It has been about ten months since I gave birth, so I thought that I would be ready to share a little bit about my experience with Postpartum Preeclampsia. I had an unexpected and traumatic birth at 34 weeks in the middle of the pandemic, and you can read more about that here. At the time I was a 29 year old healthy medical student and I knew to take my blood pressures at home, advocate for myself, as well as make it a priority to go to all of my appointments. This could have turned out so different if I didn’t know to look for signs of Preeclampsia.
I had Postpartum Preeclampsia with Severe Features. The danger isn’t over after you give birth. Even in medical school, we were taught that the only cure for preeclampsia was to give birth. Postpartum Preeclampsia is rare, but if the doctors aren’t even looking out for it, it is up to us as patients to monitor our own vitals and advocate for ourselves. Women are at risk up to six weeks postpartum.
Looking Out for Myself
During my entire pregnancy, I was so concerned that I might be another statistic. I bought an at-home blood pressure cuff (which I recommend for every woman!) to track my blood pressures at home. My blood pressure was perfect until the third trimester. During my last prenatal appointment before I went into labor at 34 weeks my blood pressure was elevated. This was the same week that a black doctor recently passed away from Pre-eclampsia. I told my doctor that I was concerned that I might be at risk, and she assured me that she would be monitoring me closely.
The day I went into labor, my blood pressure was elevated again. It stayed that way all throughout my hospital stay after my C-section. On the last day before I was discharged, I started to feel tightness in my chest and called the nurse to check my blood pressure. It was hypertensive in the 140s/90s but my OBs were not concerned. One of the residents (a white doctor) just said that I was just anxious (and it’s in my patient note!) and that my lab results were not concerning for Preeclampsia. Another OB, a black female doctor, came in and scheduled me for a nurse’s visit two days after discharge. I think she did to just make me feel better, and I went home with no medications.
It Still Caught Me by Surprise
I attended my nurse’s visit to check my blood pressure, and it was high in the 150s/90s, but I was sent home with guidance to come in when my BP was over 160/105. The days I spent at home were full of worry. I was afraid to go to sleep because I thought I might not wake up. Thankfully, I had my wound check two days later and I went to the appointment. My at-home blood pressures were still okay, even the morning before my appointment. I went to the appointment as normal.
My husband dropped me off and then went to see Noah in the NICU. I was starting to feel like I was going to throw up, but had no other symptoms.
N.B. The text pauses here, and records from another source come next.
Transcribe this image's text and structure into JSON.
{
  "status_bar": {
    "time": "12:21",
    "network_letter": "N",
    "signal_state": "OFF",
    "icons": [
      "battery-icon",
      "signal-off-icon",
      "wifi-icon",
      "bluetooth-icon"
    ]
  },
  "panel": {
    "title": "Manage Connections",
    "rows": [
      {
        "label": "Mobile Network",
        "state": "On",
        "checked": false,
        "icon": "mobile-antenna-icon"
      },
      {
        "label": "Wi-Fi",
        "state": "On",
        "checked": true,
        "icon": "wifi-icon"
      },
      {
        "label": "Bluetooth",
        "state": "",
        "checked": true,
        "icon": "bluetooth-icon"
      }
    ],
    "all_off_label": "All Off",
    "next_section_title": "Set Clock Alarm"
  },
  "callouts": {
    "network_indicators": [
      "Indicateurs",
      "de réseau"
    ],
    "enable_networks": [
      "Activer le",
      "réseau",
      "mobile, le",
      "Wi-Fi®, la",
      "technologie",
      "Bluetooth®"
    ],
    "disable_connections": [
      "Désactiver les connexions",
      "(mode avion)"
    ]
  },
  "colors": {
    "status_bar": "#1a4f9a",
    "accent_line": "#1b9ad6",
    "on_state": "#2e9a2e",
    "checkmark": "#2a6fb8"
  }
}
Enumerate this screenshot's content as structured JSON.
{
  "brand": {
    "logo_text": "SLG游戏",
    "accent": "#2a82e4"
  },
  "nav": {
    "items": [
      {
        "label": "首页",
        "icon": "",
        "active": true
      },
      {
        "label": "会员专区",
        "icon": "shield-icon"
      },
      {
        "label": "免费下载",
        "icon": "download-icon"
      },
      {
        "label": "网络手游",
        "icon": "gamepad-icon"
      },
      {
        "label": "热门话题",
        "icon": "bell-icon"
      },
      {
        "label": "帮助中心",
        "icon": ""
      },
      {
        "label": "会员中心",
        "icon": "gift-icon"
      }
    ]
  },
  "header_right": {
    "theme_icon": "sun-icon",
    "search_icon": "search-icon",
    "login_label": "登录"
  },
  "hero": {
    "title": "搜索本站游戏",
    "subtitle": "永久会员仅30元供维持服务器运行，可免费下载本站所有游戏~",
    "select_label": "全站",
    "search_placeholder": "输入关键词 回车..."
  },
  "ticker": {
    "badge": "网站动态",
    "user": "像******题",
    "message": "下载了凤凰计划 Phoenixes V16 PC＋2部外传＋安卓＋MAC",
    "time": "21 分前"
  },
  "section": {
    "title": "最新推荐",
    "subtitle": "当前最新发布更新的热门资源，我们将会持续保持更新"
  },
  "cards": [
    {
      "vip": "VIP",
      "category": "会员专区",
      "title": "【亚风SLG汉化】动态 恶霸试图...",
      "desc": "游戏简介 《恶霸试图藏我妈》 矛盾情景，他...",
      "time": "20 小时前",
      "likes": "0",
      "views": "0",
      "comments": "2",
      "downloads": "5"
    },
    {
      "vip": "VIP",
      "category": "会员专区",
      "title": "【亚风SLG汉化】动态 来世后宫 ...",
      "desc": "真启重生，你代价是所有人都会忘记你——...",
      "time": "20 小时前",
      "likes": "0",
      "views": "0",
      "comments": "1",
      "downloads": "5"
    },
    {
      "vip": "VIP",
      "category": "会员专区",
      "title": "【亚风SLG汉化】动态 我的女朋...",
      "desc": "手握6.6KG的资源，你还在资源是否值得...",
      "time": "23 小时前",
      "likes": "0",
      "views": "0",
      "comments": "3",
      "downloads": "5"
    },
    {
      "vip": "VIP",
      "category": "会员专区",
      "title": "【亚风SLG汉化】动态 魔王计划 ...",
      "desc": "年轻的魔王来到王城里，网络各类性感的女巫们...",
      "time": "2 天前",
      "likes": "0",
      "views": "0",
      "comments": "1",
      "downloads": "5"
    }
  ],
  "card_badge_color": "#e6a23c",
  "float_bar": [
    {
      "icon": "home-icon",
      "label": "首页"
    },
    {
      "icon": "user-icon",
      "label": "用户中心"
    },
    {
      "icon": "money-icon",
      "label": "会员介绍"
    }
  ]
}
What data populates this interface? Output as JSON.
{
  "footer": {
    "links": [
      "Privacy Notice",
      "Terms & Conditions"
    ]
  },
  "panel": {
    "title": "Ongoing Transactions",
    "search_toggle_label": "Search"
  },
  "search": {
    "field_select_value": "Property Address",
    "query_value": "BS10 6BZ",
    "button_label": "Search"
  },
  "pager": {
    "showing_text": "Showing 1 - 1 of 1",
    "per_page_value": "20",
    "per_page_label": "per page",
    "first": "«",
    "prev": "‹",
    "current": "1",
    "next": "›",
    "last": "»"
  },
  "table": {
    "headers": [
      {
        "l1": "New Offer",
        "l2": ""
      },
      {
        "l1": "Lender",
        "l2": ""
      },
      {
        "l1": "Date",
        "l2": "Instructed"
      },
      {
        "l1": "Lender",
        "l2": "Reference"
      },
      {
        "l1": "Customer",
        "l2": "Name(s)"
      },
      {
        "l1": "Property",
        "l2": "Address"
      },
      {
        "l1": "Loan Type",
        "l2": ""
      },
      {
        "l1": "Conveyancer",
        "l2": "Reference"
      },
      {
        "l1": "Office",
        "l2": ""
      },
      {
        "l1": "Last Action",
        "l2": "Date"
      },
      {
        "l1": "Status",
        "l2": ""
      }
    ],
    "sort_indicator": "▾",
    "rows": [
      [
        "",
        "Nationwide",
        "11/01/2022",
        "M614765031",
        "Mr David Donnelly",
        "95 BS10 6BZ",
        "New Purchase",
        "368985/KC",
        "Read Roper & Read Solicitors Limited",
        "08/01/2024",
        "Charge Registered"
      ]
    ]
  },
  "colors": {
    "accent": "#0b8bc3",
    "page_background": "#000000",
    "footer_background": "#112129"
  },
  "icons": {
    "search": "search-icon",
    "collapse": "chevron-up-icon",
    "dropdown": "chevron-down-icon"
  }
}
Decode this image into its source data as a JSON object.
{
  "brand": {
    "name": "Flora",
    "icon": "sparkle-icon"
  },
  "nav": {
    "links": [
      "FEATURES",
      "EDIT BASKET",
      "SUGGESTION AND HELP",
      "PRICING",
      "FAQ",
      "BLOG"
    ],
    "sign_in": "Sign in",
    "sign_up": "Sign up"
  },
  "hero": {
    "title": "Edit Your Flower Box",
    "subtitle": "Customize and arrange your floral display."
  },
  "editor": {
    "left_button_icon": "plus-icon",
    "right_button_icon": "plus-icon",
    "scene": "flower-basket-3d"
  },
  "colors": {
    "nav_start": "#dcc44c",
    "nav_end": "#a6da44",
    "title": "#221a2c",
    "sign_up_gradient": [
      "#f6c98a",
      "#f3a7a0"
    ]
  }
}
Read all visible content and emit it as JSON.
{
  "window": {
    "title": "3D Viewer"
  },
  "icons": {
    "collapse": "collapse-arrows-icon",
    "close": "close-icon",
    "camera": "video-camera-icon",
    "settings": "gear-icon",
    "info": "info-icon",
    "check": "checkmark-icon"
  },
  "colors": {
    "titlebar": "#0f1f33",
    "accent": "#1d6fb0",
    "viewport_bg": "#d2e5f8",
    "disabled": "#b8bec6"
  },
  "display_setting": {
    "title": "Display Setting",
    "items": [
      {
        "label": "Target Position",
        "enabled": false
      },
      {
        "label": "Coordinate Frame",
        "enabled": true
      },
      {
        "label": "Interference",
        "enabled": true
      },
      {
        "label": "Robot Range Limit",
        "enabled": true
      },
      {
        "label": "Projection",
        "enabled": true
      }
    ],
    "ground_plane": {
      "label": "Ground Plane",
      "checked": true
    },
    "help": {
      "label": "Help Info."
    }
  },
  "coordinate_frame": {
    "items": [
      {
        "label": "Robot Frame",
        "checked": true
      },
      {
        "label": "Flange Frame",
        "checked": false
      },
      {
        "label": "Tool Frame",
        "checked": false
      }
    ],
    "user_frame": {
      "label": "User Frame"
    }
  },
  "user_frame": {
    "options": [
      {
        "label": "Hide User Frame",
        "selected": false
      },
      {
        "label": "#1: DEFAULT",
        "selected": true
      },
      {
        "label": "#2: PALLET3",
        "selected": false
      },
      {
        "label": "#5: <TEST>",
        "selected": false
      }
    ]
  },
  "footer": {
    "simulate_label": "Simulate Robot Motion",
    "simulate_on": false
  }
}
It just felt like I was coming down with a case of food poisoning. It did not even cross my mind that my blood pressure would be dangerously high. I went in and they took my vitals: 180/110. They took it again and it was still extremely high. The doctor checked my C-section wound and then told me that I needed to be admitted.
Treatment and Discharge
I was wheeled straight to the OB ER and was admitted for treatment for Preeclampsia with Severe Features. I called my husband and let him know so he could run home and pack me an overnight bag. After 24 miserable hours of treatment with Magnesium, I was sent home with Nifedipine to take for 6 weeks. My blood pressure normalized and I didn’t have any other complications. I know this could have been so different if I had fewer resources or if I didn’t have a doctor looking out for me. What if I missed my wound check appointment or rescheduled for a later date?
I am still traumatized by this experience. When I feel a little bit off, I still feel compelled to take my blood pressure just to be sure that everything is okay. I am blessed that I survived and that I am able to be around for my son, my husband and for my family. Now, I am making it a point to take care of myself, since having Preeclampsia increases your risk for heart disease and stroke, as well as increases your chances that you can get preeclampsia during subsequent pregnancies. For more information, check out the resources at the Preeclampsia Foundation website.
The complications of Preeclampsia can be devastating. If untreated, it can lead to seizures, stroke, organ damage and death. I hope that every woman understands the signs and symptoms of Preeclampsia so that we can advocate for ourselves.
Tips for Expecting Moms
- Buy a blood pressure cuff that is easy to use and check your own bp at home regularly
- Educate yourself on signs and symptoms of Preeclampsia
- Make it a priority to go to all of your appointments
- Ask questions and share concerns
- Talk to your partner about your concerns and how they can advocate for you if you are unable to do so yourself
- Keep an eye on your health during the first six weeks – pre-eclampsia is still a risk after you give birth
- Stand up for yourself and request a second opinion if need be. Your doctors work for you, not the other way around
- Make sure you ask your doctor to clarify what your diagnosis is and why you are being treated. This way you can advocate for yourself going forward for general health and future pregnancies
How to Help
If you are looking for an organization to donate to and you are passionate about maternal health, consider giving to the Preeclampsia Foundation. They invest millions of dollars in Preeclampsia research and creating educational materials for patients and families. Help us raise awareness for Preeclampsia so that we don’t have to keep losing mothers to this disease.